The complaint filed Monday in Nashville by federal and state authorities alleges that Comprehensive Pain Specialists, Republican state Sen. Steve Dickerson and others submitted claims for a variety of unnecessary procedures and falsified documents.
In particular, the lawsuit says the clinic chain and its officials profited tremendously from a policy of ordering urine drug testing on virtually every patient on essentially every visit.
The company found the urine drug tests especially lucrative, with revenues of tens of millions of dollars "for what was largely unnecessary medical testing," the lawsuit states.
Government authorities are seeking more than $50 million in damages in the case, which they began investigating in response to whistleblower complaints.
In response to the lawsuit, Ed Yarbrough, Dickerson's attorney, said, "Dr. Dickerson is an honest man. We will prove that in court."
The lawsuit also targets former physician-owners Peter Kroll and Gilberto Carrero; Russell Smith, who had owned a clinic of which Comprehensive Pain Specialists took over operations; and former company CEO John Davis, who was convicted by a jury in April of charges of running a kickback scheme for referring durable medical equipment prescriptions to another medical facility.
The lawsuit paints a scheme that lasted more than six years, until the company began to dissolve in 2018. It says Davis in 2011 began a standing order to automatically conduct quantitative drug testing, specimen validity testing, genetic blood testing and psychological testing on essentially all patients.
It also says the company required providers to send all urine samples and blood work for testing at a lab the company began running, since the reimbursement rate for lab testing is almost five times that of on-site testing.
The scheme continued amid a separate incident in May 2017 when Kroll caused more than 2,500 claims, for which Medicare paid the company almost $350,000, while he was in Italy on vacation, causing Kroll to lose his billing privileges with Medicare, the lawsuit says.
"We are aware of the allegations and very familiar with the actual facts," said Dan Martin, an attorney representing Kroll. "Dr. Kroll did not engage in any wrongdoing whatsoever, and we look forward to correcting the government's misunderstanding of the facts."
The lawsuit alleges Dickerson submitted more than 750 false claims for specimen validity, genetic and psychological testing, as well as acupuncture, amounting to more than $4 million in penalties.
Additionally, it says Dickerson and Carrero may have voiced concerns about Davis' conduct as CEO, but instead of taking action against him chose "to keep the status quo of money flowing into their bank accounts."

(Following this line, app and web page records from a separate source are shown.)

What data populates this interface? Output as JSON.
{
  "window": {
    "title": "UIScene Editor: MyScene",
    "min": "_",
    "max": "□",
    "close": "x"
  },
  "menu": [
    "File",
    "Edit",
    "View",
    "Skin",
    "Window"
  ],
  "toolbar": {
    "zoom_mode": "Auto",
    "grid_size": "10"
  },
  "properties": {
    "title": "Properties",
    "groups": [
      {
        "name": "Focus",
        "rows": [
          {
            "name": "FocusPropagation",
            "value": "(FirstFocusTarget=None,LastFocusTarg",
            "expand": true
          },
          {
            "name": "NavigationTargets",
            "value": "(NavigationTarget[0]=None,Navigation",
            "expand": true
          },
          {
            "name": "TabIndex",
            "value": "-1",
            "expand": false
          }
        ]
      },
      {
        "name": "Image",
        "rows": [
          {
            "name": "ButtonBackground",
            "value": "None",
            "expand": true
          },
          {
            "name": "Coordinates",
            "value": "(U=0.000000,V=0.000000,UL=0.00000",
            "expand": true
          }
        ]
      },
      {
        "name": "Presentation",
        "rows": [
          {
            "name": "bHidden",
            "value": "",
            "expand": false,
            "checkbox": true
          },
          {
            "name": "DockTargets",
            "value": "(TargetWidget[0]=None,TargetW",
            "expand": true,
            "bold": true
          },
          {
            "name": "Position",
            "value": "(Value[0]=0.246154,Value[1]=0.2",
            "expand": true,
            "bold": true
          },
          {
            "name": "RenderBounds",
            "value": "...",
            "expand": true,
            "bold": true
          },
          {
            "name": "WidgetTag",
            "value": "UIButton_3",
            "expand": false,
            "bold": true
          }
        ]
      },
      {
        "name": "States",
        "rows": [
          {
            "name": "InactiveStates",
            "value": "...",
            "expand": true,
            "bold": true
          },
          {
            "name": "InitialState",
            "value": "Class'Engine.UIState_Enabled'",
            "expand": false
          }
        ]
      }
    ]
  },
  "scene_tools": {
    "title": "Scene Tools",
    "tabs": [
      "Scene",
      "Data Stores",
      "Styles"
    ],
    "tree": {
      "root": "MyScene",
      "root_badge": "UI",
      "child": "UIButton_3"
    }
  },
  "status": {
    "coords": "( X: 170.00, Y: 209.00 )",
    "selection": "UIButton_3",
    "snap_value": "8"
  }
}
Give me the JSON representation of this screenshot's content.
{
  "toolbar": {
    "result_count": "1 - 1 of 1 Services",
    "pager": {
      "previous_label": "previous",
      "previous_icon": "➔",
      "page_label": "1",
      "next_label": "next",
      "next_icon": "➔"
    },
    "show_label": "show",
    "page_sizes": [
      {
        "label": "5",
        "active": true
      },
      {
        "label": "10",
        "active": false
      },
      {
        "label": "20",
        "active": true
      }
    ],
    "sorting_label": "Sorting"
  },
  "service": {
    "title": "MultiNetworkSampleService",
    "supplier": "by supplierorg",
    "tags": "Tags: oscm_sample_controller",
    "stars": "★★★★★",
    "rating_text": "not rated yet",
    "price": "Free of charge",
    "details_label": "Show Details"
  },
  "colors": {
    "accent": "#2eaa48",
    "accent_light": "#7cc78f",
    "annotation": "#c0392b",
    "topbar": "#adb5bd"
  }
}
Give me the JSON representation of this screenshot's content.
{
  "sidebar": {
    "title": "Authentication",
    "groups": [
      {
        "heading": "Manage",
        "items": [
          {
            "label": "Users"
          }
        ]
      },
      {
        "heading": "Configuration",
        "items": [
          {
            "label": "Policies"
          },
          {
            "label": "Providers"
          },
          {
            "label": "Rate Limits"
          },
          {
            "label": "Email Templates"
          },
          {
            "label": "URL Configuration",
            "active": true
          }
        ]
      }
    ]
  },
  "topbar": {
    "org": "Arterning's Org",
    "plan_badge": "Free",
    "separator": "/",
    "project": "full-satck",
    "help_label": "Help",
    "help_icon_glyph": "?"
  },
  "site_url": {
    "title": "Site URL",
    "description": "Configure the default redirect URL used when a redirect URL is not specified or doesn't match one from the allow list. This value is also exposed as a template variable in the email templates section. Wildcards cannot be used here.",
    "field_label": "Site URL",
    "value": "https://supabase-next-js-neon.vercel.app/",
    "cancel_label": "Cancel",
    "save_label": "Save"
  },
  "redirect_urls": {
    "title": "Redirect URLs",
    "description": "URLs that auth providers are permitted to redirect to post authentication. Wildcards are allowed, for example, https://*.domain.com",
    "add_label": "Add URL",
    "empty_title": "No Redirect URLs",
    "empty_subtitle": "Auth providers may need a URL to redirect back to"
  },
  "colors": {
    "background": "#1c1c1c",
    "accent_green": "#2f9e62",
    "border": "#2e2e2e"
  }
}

The complaint says Dickerson and the other owners also agreed in January 2014 to increase Davis' annual salary to $180,000 and reward him with quarterly bonuses of 7% of the company's net profits, along with a discretionary bonus and five weeks of paid vacation.
Associated Press reporter Travis Loller contributed to this story.